TJ_Kat

February 14, 2005, 04:48:31 am #23 Last Edit: February 14, 2005, 07:45:31 am by TJ_Kat
Thank you Lawrence.

Any idea what the green and orange/yellow ones might be?

Darklegion: Isn't the red video the last pin on the connector?


So no one thinks the problems has to do with using much too strong of resistors for sync, and wimpy little capacitors for the video?



UPDATE: Got myself a multimeter, and I think I have found the problem. At some point, the blue video line is coming into direct contact with both syncs and the ground. This could cause me to have very little blue?

Darklegion

Yes you are right TJ,the red is the last pin.In my case the cable was kinked just before the ferrite bead and so flattening it out helped things(the connector is still dodgy though)As for your blue issue,clean up the circuit board with desolder braid and a pin,there may be some hairline shorts that you cannot see with the eye (or just haven't noticed)

NFG

Green ones are usually coils, and the yellow ones are typically capacitors.  

TJ_Kat

I don't think the problem is on the circuit board. The blue video circuit doesn't go anywhere near any of the other circuits it's connected to.

The problem must be inside the cables... or at the connectors at the end. *grumble grumble*
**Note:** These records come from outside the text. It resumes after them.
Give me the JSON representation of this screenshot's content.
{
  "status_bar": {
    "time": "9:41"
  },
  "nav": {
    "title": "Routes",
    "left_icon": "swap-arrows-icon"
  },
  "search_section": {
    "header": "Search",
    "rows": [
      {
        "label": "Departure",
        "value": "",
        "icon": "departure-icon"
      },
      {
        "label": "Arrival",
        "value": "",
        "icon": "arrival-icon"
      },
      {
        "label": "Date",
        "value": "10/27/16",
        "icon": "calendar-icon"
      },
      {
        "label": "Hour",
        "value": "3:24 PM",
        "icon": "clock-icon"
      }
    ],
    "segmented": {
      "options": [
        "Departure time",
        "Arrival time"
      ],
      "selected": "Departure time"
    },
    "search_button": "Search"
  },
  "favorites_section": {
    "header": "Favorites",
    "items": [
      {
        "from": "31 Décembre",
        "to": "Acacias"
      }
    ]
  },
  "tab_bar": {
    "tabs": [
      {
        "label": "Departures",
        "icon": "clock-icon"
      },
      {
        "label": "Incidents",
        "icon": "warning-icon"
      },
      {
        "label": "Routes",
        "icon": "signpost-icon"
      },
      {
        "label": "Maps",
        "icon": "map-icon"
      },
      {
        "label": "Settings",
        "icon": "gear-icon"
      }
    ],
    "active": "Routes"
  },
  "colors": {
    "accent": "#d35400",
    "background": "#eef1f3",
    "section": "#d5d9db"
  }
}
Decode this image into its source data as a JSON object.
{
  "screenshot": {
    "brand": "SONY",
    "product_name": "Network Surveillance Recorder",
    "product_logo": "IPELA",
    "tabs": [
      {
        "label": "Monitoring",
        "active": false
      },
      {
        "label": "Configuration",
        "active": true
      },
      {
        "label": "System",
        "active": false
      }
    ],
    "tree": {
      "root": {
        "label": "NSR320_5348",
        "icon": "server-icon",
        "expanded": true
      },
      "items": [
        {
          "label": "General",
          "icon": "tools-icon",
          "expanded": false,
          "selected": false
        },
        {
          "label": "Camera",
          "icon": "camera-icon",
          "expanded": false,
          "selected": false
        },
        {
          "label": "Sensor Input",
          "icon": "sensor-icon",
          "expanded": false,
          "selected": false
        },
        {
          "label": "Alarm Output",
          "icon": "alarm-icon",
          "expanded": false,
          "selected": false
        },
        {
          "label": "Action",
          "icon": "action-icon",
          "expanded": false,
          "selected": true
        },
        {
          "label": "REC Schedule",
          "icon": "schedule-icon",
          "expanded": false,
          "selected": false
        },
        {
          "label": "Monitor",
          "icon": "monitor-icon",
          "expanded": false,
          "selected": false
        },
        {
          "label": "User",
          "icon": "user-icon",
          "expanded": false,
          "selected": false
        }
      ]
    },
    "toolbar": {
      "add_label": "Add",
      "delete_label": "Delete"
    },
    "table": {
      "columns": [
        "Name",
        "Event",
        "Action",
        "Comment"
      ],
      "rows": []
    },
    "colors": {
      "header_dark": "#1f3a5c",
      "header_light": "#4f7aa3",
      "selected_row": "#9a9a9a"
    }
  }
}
Is there an easy way to remove vga and dc connectors without breaking them?

PS. Forgive my ignorance, but what's desolder braid?

kendrick

For lack of a better term, desolder braids are like wiry 'sponges' that soak up solder, moving it away from the circuit board or join or whatever place it's sitting. Other options include the use of a desoldering bulb, which actively suctions solder up and away from the join. Some people use a combination of gravity and a plain old stranded copper wire, which has the advantage of being cheap and disposable.

-KKC, feeling manly after changing the oil in his old Toyota.